*** Opening of Given entries ***
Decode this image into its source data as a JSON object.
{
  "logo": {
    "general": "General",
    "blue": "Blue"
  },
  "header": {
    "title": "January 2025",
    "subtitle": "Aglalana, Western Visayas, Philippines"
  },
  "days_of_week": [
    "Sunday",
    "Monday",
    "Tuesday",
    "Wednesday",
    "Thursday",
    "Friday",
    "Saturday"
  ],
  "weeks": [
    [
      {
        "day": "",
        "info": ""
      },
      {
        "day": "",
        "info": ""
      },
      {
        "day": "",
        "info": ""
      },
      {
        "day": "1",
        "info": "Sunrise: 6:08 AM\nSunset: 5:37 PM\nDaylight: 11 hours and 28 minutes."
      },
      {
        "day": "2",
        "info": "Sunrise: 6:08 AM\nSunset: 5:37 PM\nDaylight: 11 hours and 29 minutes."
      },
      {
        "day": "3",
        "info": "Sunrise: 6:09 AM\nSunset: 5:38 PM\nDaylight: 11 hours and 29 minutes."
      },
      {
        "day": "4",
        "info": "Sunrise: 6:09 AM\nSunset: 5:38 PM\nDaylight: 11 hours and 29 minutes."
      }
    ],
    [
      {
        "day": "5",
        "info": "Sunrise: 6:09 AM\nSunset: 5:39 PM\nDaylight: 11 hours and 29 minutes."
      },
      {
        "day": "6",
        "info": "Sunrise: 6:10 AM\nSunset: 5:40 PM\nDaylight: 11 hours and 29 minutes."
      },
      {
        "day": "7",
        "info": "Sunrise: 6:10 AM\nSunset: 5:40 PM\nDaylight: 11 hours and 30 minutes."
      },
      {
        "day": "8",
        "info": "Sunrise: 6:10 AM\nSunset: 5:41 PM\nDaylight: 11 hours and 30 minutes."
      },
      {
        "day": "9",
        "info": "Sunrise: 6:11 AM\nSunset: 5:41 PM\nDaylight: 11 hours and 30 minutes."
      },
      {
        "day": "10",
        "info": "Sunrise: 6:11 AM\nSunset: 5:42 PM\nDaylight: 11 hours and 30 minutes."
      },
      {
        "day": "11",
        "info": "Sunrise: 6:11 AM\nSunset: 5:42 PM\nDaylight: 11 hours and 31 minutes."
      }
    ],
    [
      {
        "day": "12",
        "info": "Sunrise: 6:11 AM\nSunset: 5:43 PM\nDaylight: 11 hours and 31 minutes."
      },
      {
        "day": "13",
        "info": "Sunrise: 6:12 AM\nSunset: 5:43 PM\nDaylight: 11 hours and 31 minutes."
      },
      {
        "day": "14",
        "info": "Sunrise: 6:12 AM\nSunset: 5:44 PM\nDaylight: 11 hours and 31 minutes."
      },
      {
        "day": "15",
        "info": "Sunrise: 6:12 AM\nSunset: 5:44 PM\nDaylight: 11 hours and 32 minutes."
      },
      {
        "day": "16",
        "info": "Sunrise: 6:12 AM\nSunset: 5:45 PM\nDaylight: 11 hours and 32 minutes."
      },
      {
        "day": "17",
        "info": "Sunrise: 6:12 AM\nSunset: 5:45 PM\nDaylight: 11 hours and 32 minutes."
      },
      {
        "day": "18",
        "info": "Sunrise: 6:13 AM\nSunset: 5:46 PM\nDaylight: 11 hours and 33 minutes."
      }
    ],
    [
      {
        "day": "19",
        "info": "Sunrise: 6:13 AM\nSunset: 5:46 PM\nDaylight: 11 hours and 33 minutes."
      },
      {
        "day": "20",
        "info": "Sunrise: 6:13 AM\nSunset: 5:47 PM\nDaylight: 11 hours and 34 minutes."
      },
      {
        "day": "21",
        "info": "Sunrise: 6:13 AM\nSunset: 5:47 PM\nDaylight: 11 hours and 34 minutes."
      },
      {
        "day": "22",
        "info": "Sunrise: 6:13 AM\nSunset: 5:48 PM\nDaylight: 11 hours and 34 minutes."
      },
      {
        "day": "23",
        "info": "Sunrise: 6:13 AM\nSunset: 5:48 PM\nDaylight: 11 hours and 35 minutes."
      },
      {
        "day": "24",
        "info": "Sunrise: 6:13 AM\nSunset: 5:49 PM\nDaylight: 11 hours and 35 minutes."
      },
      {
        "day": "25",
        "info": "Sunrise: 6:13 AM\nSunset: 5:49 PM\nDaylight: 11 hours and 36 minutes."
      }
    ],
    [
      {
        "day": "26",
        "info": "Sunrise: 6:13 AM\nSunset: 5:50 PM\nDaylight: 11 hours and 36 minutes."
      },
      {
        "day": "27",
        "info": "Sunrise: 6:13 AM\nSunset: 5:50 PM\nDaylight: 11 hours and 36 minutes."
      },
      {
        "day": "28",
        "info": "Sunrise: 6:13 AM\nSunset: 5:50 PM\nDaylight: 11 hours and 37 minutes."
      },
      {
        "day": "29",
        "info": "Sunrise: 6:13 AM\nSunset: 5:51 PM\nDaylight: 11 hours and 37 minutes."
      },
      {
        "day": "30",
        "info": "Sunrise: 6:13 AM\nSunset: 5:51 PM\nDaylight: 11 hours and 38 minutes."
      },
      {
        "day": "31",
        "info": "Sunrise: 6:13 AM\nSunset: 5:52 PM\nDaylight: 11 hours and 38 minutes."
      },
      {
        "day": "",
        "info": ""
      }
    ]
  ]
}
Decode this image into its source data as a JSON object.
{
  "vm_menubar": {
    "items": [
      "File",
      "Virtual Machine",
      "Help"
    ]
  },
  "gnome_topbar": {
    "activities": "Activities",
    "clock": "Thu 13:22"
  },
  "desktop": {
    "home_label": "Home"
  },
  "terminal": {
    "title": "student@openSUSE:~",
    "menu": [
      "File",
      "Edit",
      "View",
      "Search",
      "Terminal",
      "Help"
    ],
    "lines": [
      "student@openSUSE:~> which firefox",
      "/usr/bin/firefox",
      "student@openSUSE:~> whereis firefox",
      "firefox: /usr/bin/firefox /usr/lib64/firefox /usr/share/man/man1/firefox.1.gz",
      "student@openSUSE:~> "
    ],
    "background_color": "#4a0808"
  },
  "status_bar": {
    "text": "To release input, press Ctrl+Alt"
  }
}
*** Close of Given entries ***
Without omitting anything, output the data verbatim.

## Response to this task
Decode this image into its source data as a JSON object.
{
  "logo": {
    "general": "General",
    "blue": "Blue"
  },
  "header": {
    "title": "January 2025",
    "subtitle": "Aglalana, Western Visayas, Philippines"
  },
  "days_of_week": [
    "Sunday",
    "Monday",
    "Tuesday",
    "Wednesday",
    "Thursday",
    "Friday",
    "Saturday"
  ],
  "weeks": [
    [
      {
        "day": "",
        "info": ""
      },
      {
        "day": "",
        "info": ""
      },
      {
        "day": "",
        "info": ""
      },
      {
        "day": "1",
        "info": "Sunrise: 6:08 AM\nSunset: 5:37 PM\nDaylight: 11 hours and 28 minutes."
      },
      {
        "day": "2",
        "info": "Sunrise: 6:08 AM\nSunset: 5:37 PM\nDaylight: 11 hours and 29 minutes."
      },
      {
        "day": "3",
        "info": "Sunrise: 6:09 AM\nSunset: 5:38 PM\nDaylight: 11 hours and 29 minutes."
      },
      {
        "day": "4",
        "info": "Sunrise: 6:09 AM\nSunset: 5:38 PM\nDaylight: 11 hours and 29 minutes."
      }
    ],
    [
      {
        "day": "5",
        "info": "Sunrise: 6:09 AM\nSunset: 5:39 PM\nDaylight: 11 hours and 29 minutes."
      },
      {
        "day": "6",
        "info": "Sunrise: 6:10 AM\nSunset: 5:40 PM\nDaylight: 11 hours and 29 minutes."
      },
      {
        "day": "7",
        "info": "Sunrise: 6:10 AM\nSunset: 5:40 PM\nDaylight: 11 hours and 30 minutes."
      },
      {
        "day": "8",
        "info": "Sunrise: 6:10 AM\nSunset: 5:41 PM\nDaylight: 11 hours and 30 minutes."
      },
      {
        "day": "9",
        "info": "Sunrise: 6:11 AM\nSunset: 5:41 PM\nDaylight: 11 hours and 30 minutes."
      },
      {
        "day": "10",
        "info": "Sunrise: 6:11 AM\nSunset: 5:42 PM\nDaylight: 11 hours and 30 minutes."
      },
      {
        "day": "11",
        "info": "Sunrise: 6:11 AM\nSunset: 5:42 PM\nDaylight: 11 hours and 31 minutes."
      }
    ],
    [
      {
        "day": "12",
        "info": "Sunrise: 6:11 AM\nSunset: 5:43 PM\nDaylight: 11 hours and 31 minutes."
      },
      {
        "day": "13",
        "info": "Sunrise: 6:12 AM\nSunset: 5:43 PM\nDaylight: 11 hours and 31 minutes."
      },
      {
        "day": "14",
        "info": "Sunrise: 6:12 AM\nSunset: 5:44 PM\nDaylight: 11 hours and 31 minutes."
      },
      {
        "day": "15",
        "info": "Sunrise: 6:12 AM\nSunset: 5:44 PM\nDaylight: 11 hours and 32 minutes."
      },
      {
        "day": "16",
        "info": "Sunrise: 6:12 AM\nSunset: 5:45 PM\nDaylight: 11 hours and 32 minutes."
      },
      {
        "day": "17",
        "info": "Sunrise: 6:12 AM\nSunset: 5:45 PM\nDaylight: 11 hours and 32 minutes."
      },
      {
        "day": "18",
        "info": "Sunrise: 6:13 AM\nSunset: 5:46 PM\nDaylight: 11 hours and 33 minutes."
      }
    ],
    [
      {
        "day": "19",
        "info": "Sunrise: 6:13 AM\nSunset: 5:46 PM\nDaylight: 11 hours and 33 minutes."
      },
      {
        "day": "20",
        "info": "Sunrise: 6:13 AM\nSunset: 5:47 PM\nDaylight: 11 hours and 34 minutes."
      },
      {
        "day": "21",
        "info": "Sunrise: 6:13 AM\nSunset: 5:47 PM\nDaylight: 11 hours and 34 minutes."
      },
      {
        "day": "22",
        "info": "Sunrise: 6:13 AM\nSunset: 5:48 PM\nDaylight: 11 hours and 34 minutes."
      },
      {
        "day": "23",
        "info": "Sunrise: 6:13 AM\nSunset: 5:48 PM\nDaylight: 11 hours and 35 minutes."
      },
      {
        "day": "24",
        "info": "Sunrise: 6:13 AM\nSunset: 5:49 PM\nDaylight: 11 hours and 35 minutes."
      },
      {
        "day": "25",
        "info": "Sunrise: 6:13 AM\nSunset: 5:49 PM\nDaylight: 11 hours and 36 minutes."
      }
    ],
    [
      {
        "day": "26",
        "info": "Sunrise: 6:13 AM\nSunset: 5:50 PM\nDaylight: 11 hours and 36 minutes."
      },
      {
        "day": "27",
        "info": "Sunrise: 6:13 AM\nSunset: 5:50 PM\nDaylight: 11 hours and 36 minutes."
      },
      {
        "day": "28",
        "info": "Sunrise: 6:13 AM\nSunset: 5:50 PM\nDaylight: 11 hours and 37 minutes."
      },
      {
        "day": "29",
        "info": "Sunrise: 6:13 AM\nSunset: 5:51 PM\nDaylight: 11 hours and 37 minutes."
      },
      {
        "day": "30",
        "info": "Sunrise: 6:13 AM\nSunset: 5:51 PM\nDaylight: 11 hours and 38 minutes."
      },
      {
        "day": "31",
        "info": "Sunrise: 6:13 AM\nSunset: 5:52 PM\nDaylight: 11 hours and 38 minutes."
      },
      {
        "day": "",
        "info": ""
      }
    ]
  ]
}
Decode this image into its source data as a JSON object.
{
  "vm_menubar": {
    "items": [
      "File",
      "Virtual Machine",
      "Help"
    ]
  },
  "gnome_topbar": {
    "activities": "Activities",
    "clock": "Thu 13:22"
  },
  "desktop": {
    "home_label": "Home"
  },
  "terminal": {
    "title": "student@openSUSE:~",
    "menu": [
      "File",
      "Edit",
      "View",
      "Search",
      "Terminal",
      "Help"
    ],
    "lines": [
      "student@openSUSE:~> which firefox",
      "/usr/bin/firefox",
      "student@openSUSE:~> whereis firefox",
      "firefox: /usr/bin/firefox /usr/lib64/firefox /usr/share/man/man1/firefox.1.gz",
      "student@openSUSE:~> "
    ],
    "background_color": "#4a0808"
  },
  "status_bar": {
    "text": "To release input, press Ctrl+Alt"
  }
}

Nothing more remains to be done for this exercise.